“I’m so glad he’s home. It’s amazing they were able to find him and bring him home,” said Georgia Ardner of Monroe, who went to the cemetery Saturday to visit relatives’ graves and made a point of being there for Corporal Reed’s burial.
Along with the active-duty Marines participating in the ceremony, retired Marine Cpl. Don Mooney of Erie Township attended the burial in full dress uniform.
“He would have been here for me if the roles were reversed,” he said.
Retired Marine Cpl. Don Mooney salutes the casket of Cpl. Harold Reed. Mr. Mooney’s battalion helped rescue those still alive or dead during the Korean War.
Also a Korean War veteran, Mr. Mooney said his battalion had been assigned to provide cover for other Marines while they retrieved as many battlefield dead as they could before North Korea’s Chinese allies overran their positions.
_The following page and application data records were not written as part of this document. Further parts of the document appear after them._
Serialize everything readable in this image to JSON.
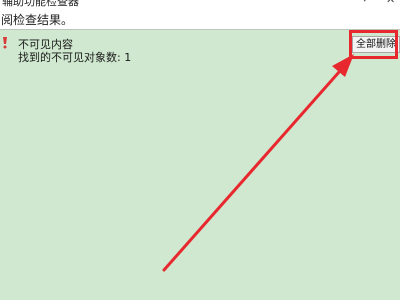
{
  "window": {
    "title": "辅助功能检查器",
    "menu_glyph": "▾",
    "close_glyph": "✕"
  },
  "header": {
    "text": "阅检查结果。"
  },
  "results": {
    "category": "不可见内容",
    "found_text": "找到的不可见对象数: 1"
  },
  "actions": {
    "delete_all_label": "全部删除"
  },
  "icons": {
    "warning": "warning-icon"
  },
  "colors": {
    "pane_bg": "#cfe8cf",
    "annotation": "#e8282f",
    "warning": "#d83a3a"
  }
}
Some of those who had to be left behind, he recalled, were buried by blowing up a mountainside so that it would cover their bodies.
Other veterans arrived on motorcycles they had ridden a short time earlier through the streets of downtown Toledo.
“We rode in the Toledo [Memorial Day] parade, then we came here to honor this veteran,” said Doc Roth, a retired Army specialist from Wauseon.
The identification and return of Corporal Reed’s body to Ohio, Mr. Roth said, “shows a commitment on somebody’s part to repatriate those who were missing.”
Corporal Reed had been interred with several hundred unidentified Korean War veterans in the National Memorial Cemetery of the Pacific — commonly known as the Punch Bowl — in Honolulu after being brought back from overseas.
Mr. Power, an Army veteran of Korea, began efforts to identify Corporal Reed’s body several years ago after learning of efforts to DNA-match the unknowns. It was an old chest X-ray, however, that confirmed Corporal Reed’s identity once DNA suggested a possibility, said Timothy Power, Billy’s nephew.
The nephew added that his family had no idea as to Mrs. Sobczak’s whereabouts during that effort, but she contacted them after initial Blade coverage of Corporal Reed’s body’s imminent return to Toledo.
Contact David Patch at: firstname.lastname@example.org or 419-724-6094.